[Opening ENTRIES SUPPLIED section]
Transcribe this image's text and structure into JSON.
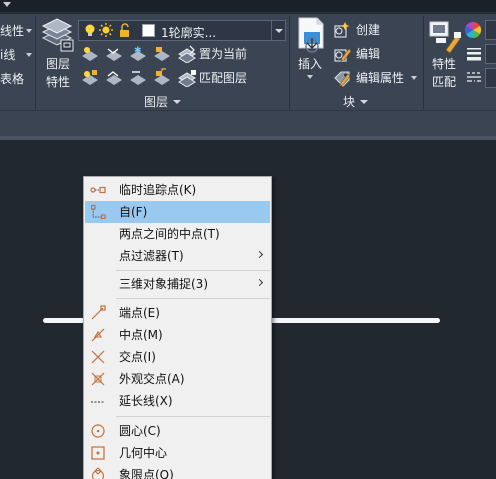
{
  "ribbon": {
    "left_panel": {
      "labels": [
        "线性",
        "i线",
        "表格"
      ]
    },
    "layer_properties_button": {
      "label_line1": "图层",
      "label_line2": "特性"
    },
    "layer_combo": {
      "current_layer": "1轮廓实...",
      "swatch_color": "#ffffff"
    },
    "layer_tools": {
      "make_current": "置为当前",
      "match_layer": "匹配图层"
    },
    "layers_panel_title": "图层",
    "insert_button": {
      "label": "插入"
    },
    "block_tools": {
      "create": "创建",
      "edit": "编辑",
      "edit_attributes": "编辑属性"
    },
    "block_panel_title": "块",
    "match_properties_button": {
      "label_line1": "特性",
      "label_line2": "匹配"
    }
  },
  "context_menu": {
    "items": [
      {
        "label": "临时追踪点(K)",
        "icon": "temporary-track-point-icon"
      },
      {
        "label": "自(F)",
        "icon": "from-icon",
        "highlighted": true
      },
      {
        "label": "两点之间的中点(T)"
      },
      {
        "label": "点过滤器(T)",
        "has_submenu": true
      },
      {
        "label": "三维对象捕捉(3)",
        "has_submenu": true
      },
      {
        "label": "端点(E)",
        "icon": "endpoint-icon"
      },
      {
        "label": "中点(M)",
        "icon": "midpoint-icon"
      },
      {
        "label": "交点(I)",
        "icon": "intersection-icon"
      },
      {
        "label": "外观交点(A)",
        "icon": "apparent-intersection-icon"
      },
      {
        "label": "延长线(X)",
        "icon": "extension-icon"
      },
      {
        "label": "圆心(C)",
        "icon": "center-icon"
      },
      {
        "label": "几何中心",
        "icon": "geometric-center-icon"
      },
      {
        "label": "象限点(Q)",
        "icon": "quadrant-icon"
      }
    ]
  },
  "colors": {
    "ribbon_bg": "#3a4452",
    "canvas_bg": "#212830",
    "menu_bg": "#f0f0f0",
    "menu_highlight": "#99c9ef",
    "snap_icon": "#c0703a"
  }
}
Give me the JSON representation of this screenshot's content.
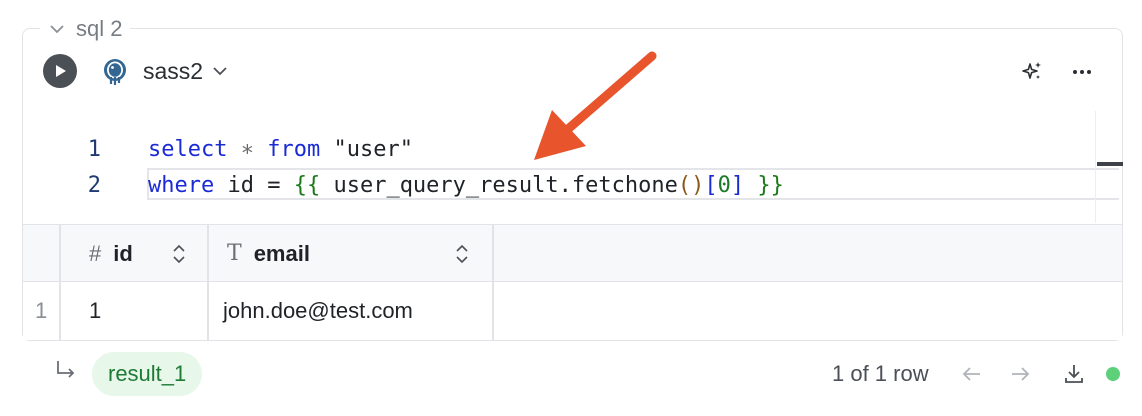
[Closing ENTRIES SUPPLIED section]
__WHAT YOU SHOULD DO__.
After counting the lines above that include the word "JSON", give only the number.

__RESPONSE BELOW__.
2